The curable composition of the invention may contain other additives, commonly used in elastomer compounding and processing. The latter may be introduced into the composition before addition of the curative, simultaneously with it, or following the addition. Typical additives include fillers, plasticizers, processing aids, antioxidants, pigments, and the like. The amount of such ingredients which is added will depend on the particular end use applications for which the cured compositions are adapted. Fillers, such as carbon black, clays, barium sulfate, calcium carbonate, magnesium silicate, and fluoropolymers are generally added in amounts of from 5-100 parts by weight per 100 parts fluoroelastomer. The amount of plasticizer used is generally from 0.5-5.0 parts by weight per 100 parts fluoroelastomer. Typical plasticizers include esters, such as dioctyl phthalate and dibutyl sebacate. Processing aids are generally used in amounts of from 0.1-2.0 parts by weight per 100 parts fluoroelastomer. Suitable processing aids include octadecylamine, tetramethylene sulfone, p-chlorophenyl sulfone, and waxes, for example, carnauba wax, that aid in the processing of the compositions.
The fluoroelastomer, polyhydroxy curative, acid acceptor, accelerator and any other ingredients are generally incorporated into the curable compositions of the invention by means of an internal mixer or rubber mill. The resulting composition may then be shaped (e.g. molded or extruded) and cured. Curing typically takes place at about 150°-200° C. for 1 to 60 minutes. Conventional rubber curing presses, molds, extruders, and the like provided with suitable heating and curing means can be used. Also, for optimum physical properties and dimensional stability, it is preferred to carry out a post curing operation wherein the molded or extruded article is heated in an oven or the like for an additional period of about 1-48 hours, typically from about 180°-275° C., generally in an air atmosphere.
The polymers of the invention and curable compositions of the invention result in cured fluoroelastomer articles which have unusually good base resistance, tensile properties and compression set resistance. Such articles find application as gaskets, seals and tubing, particularly in automotive end uses.

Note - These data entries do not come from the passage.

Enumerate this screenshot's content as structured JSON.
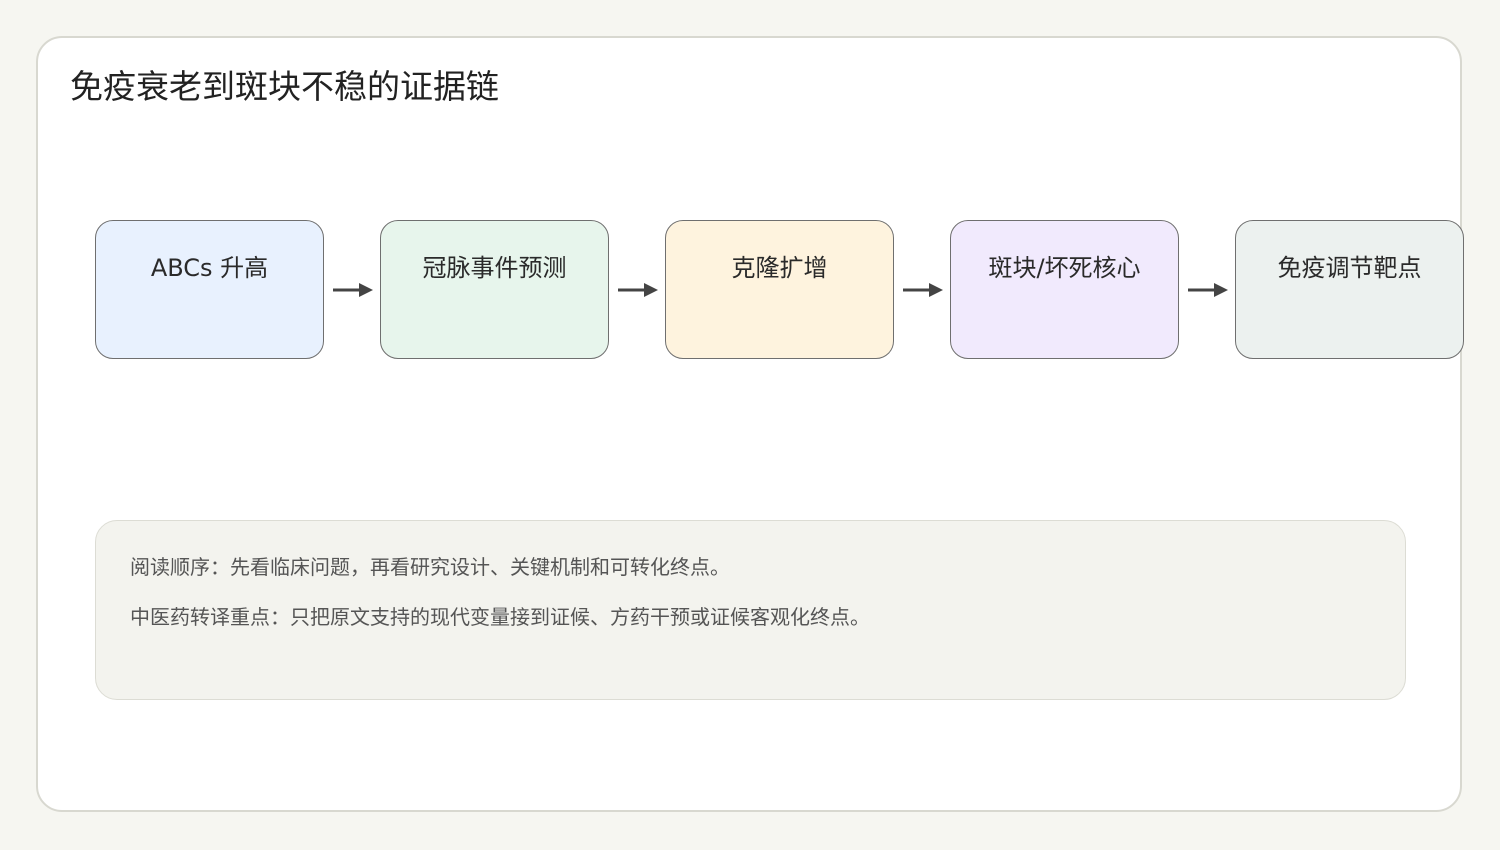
{
  "title": "免疫衰老到斑块不稳的证据链",
  "steps": [
    {
      "label": "ABCs 升高",
      "color": "#e8f1fe"
    },
    {
      "label": "冠脉事件预测",
      "color": "#e7f5ec"
    },
    {
      "label": "克隆扩增",
      "color": "#fef3de"
    },
    {
      "label": "斑块/坏死核心",
      "color": "#f1eafd"
    },
    {
      "label": "免疫调节靶点",
      "color": "#ecf1ef"
    }
  ],
  "notes": [
    "阅读顺序：先看临床问题，再看研究设计、关键机制和可转化终点。",
    "中医药转译重点：只把原文支持的现代变量接到证候、方药干预或证候客观化终点。"
  ],
  "colors": {
    "background": "#f6f6f1",
    "card": "#ffffff",
    "node_border": "#6f6f6f",
    "arrow": "#444444",
    "notes_bg": "#f3f3ee"
  }
}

The invention is now illustrated by the following embodiments in which all parts are by weight unless otherwise indicated.